David S. Cole

In his professional experience dating back more than a decade, David has been responsible for daily design and production on a wide variety of project types, ranging from small residential freelance projects to multimillion-dollar transportation and higher education projects.

David strongly believes in a collaborative design process in which the client and end users play a crucial role, and that good architecture is that which forms a positive experience, not merely an object to be admired. Throughout his career, David has striven to create built environments that serve the needs of their clients and the general public while being honest in structure and materials, true to their societal and physical context, and environmentally and socially responsible.

David recently finished his thesis year in the Master of Architecture program at the University of Cincinnati’s College of Design, Architecture, Art, and Planning (DAAP), which is consistently ranked as one of the top architecture schools in the United States.

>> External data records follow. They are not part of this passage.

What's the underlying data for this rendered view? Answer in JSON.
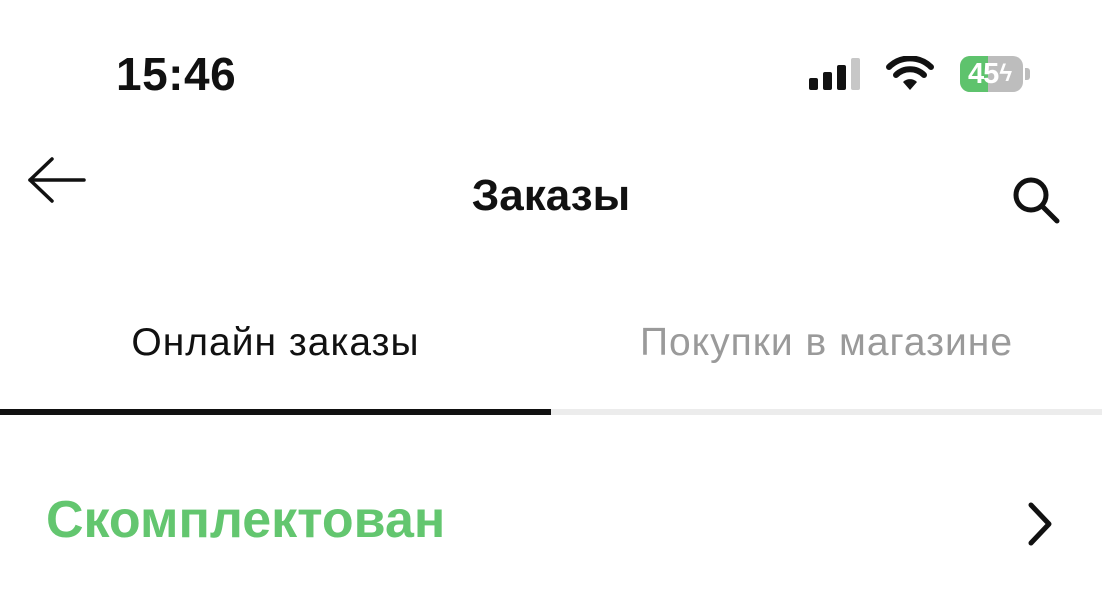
{
  "status_bar": {
    "time": "15:46",
    "battery_percent": "45",
    "battery_level": 0.45,
    "battery_charging": true,
    "icons": [
      "signal-icon",
      "wifi-icon",
      "battery-icon",
      "bolt-icon"
    ]
  },
  "header": {
    "title": "Заказы",
    "back_icon": "arrow-left-icon",
    "search_icon": "search-icon"
  },
  "tabs": [
    {
      "label": "Онлайн заказы",
      "active": true
    },
    {
      "label": "Покупки в магазине",
      "active": false
    }
  ],
  "order": {
    "status": "Скомплектован",
    "status_color": "#63c66f",
    "chevron_icon": "chevron-right-icon"
  },
  "colors": {
    "text": "#111111",
    "inactive_tab": "#9a9a9a",
    "battery_fill": "#5ec36d",
    "tab_track": "#ececec"
  }
}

DAAP embraces the “learn by doing” ethos that David has practiced throughout his career, which pervades the culture of the classroom, the studio, and co-op placements at various professional settings.

During his most recent co-op placement at STUDIOS Architecture in New York, David produced design concepts and construction documents for an upscale office build-out for a private client on Manhattan’s Upper East Side. Prior to that, David spent most of 2012 on an extended co-op with Moore Ruble Yudell in Santa Monica, California, where he was an integral member of the project team for a new $100 million student center at the University of California at Berkeley.

When not involved with professional or academic practice, David enjoys reading about history and geography, advocating for social justice, listening to independent music, watching classic films and British television (particularly Doctor Who and Top Gear), sampling craft beers at his favorite pubs, and exploring new places from the side streets of New York and London to the mountain roads of the American West.